Tracey Emin was one of a handful of British artists who were chosen to design the promotional posters for the Paralympics. In an attempt to avoid employing ‘macho, fascist ideology’ as quoted in channel 4’s ‘That Paralympic Blog’, instead Emin used a dis/ableist ideology. Inspiration is the face of her Paralympic posters, her words: ‘You inspire me with Your determination And I love you’. I suspect for most paralympians it’s about taking part, not overcoming the abstract, adverse conditions related to having a disability. Emin goes on to describe her process: ‘It’s a more emotional energy. So in the end I just decided to go down the celebratory route.’ It’s quite clear that Tracey Emin is employing an ‘against all odds’ rhetoric here. In some people’s minds, if the disabled person manages to overcome their adversity, in showing great ability, being more able, they are thus showing promise of their latent able bodies. This suggests that there’s no pride to be located within disabled identity, what’s more, the two birds within the image are supposed to symbolise freedom, but I ask, freedom from what? Ostensibly, the daily struggle of living with a disability. Sporting achievements should be celebrated, but not at the cost of negating one’s identity, disability is part of identity – denying the person’s disability is failing to see the person as a whole.
Failure falls on many levels here: the committee had a social responsibility to select an artist who represents the ethos of the paralympic team. Perhaps, even selecting an artist with a disability. I’m mindful to observe that Tracey Emin could indeed have a hidden disability, or at least doesn’t self identify as a disabled person. I will make a bold statement here, based on the evidence of Emin’s artwork, I don’t think she has given much thought to disability other than her own experience of it. As a result of this, the paralympians are represented through an ableist lens, a lens that makes disability the focus, rather than a celebration of sporting achievements. I finish today’s blog with one question, who does the Paralympic Games 2012 belongto? I hope that the cultural olympiad will recognise artistic talents, as well as sporting talents, that will be exhibited this summer.

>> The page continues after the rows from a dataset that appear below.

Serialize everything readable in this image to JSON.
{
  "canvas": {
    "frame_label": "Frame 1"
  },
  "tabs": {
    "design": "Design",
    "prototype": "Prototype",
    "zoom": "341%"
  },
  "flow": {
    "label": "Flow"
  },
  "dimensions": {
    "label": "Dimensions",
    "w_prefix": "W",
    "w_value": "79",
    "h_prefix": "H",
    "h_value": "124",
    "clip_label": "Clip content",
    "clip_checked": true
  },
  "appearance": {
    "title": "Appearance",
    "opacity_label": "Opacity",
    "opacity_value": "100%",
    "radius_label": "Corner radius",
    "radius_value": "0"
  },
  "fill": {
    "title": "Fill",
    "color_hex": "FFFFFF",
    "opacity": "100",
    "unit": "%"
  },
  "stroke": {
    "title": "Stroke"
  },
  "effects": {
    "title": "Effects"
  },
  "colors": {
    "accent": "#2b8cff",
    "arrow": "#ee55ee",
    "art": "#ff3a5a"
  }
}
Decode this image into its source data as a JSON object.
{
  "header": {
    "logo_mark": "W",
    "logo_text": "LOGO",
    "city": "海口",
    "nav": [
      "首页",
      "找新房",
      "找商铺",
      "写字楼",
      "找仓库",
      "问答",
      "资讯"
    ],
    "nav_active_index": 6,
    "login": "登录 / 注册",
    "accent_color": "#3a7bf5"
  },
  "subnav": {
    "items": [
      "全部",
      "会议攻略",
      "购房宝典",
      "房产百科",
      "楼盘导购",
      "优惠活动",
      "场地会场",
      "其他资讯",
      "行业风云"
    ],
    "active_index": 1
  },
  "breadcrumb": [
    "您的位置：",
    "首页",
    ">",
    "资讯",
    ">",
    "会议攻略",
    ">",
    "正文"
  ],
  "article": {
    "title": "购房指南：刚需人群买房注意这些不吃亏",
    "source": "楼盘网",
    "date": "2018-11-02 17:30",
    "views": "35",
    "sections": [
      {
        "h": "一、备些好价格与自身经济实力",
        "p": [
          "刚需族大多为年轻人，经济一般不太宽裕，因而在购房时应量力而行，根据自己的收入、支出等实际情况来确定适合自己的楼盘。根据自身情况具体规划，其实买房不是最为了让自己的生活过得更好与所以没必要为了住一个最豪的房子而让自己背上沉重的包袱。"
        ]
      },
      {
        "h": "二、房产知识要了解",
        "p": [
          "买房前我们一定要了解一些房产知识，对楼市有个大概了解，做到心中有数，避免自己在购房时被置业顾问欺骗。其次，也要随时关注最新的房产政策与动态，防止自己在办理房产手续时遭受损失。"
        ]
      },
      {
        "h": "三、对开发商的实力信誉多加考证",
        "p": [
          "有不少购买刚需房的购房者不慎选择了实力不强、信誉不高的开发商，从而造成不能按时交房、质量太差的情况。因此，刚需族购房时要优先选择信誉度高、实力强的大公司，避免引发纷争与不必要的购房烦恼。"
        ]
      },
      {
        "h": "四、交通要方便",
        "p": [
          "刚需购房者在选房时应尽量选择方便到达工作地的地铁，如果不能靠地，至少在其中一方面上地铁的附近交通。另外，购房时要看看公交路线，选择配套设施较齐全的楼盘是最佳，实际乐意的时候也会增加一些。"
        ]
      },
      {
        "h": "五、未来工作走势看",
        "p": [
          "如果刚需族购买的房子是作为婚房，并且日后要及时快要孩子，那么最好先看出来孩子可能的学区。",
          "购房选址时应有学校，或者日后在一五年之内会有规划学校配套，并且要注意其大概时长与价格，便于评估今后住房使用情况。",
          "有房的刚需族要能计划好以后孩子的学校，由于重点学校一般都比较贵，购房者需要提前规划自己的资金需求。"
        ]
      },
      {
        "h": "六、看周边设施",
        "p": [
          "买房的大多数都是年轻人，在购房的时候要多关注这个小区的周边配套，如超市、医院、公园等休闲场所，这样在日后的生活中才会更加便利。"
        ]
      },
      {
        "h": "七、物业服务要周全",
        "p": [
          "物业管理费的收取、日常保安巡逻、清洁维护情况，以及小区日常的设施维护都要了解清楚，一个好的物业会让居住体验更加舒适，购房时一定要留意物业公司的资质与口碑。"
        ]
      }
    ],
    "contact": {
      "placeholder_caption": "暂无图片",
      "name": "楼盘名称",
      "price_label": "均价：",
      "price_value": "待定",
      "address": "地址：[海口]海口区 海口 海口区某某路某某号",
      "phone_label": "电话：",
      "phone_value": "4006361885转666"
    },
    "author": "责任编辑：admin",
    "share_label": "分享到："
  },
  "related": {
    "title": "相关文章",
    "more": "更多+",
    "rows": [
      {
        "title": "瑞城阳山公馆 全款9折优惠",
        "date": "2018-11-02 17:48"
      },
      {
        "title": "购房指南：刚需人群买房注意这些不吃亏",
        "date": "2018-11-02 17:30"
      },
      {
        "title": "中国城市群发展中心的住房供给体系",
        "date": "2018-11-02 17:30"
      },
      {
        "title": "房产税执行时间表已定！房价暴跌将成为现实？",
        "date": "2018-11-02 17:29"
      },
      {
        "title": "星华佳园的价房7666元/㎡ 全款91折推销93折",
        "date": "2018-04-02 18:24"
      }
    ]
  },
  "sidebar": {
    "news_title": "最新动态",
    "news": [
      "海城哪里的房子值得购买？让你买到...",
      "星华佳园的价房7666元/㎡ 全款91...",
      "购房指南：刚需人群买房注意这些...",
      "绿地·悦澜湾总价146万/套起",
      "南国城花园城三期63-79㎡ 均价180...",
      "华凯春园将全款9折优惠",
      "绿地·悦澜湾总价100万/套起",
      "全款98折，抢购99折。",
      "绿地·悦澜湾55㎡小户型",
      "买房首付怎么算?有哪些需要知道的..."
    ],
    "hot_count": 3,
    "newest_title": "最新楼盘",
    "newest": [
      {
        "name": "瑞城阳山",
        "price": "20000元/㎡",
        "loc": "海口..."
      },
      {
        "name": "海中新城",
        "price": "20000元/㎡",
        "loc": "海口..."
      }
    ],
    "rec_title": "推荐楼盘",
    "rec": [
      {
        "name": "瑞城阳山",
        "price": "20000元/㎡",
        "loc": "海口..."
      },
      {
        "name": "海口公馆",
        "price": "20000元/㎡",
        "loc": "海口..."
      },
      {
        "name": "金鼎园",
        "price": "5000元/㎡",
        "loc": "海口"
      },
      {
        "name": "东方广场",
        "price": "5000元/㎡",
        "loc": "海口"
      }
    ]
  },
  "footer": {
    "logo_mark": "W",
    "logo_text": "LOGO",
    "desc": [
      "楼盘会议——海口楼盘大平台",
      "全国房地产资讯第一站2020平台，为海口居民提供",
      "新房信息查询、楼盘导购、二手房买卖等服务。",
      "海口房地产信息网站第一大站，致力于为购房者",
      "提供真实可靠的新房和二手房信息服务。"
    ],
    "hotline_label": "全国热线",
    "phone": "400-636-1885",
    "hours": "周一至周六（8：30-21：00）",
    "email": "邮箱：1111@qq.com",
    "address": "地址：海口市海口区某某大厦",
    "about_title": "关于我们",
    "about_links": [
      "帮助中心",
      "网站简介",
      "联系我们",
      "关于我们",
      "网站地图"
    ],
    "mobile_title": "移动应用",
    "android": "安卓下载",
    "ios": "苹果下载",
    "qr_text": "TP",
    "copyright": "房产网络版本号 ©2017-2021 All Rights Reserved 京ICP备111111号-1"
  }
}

Please note: I have used Person/People with Disabilities and Disabled person/people interchangeably to account for different transatlantic preference, I do not assign importance to one over the other.
UPDATED: Interesting post from disability and respresentation – inspiration porn gawking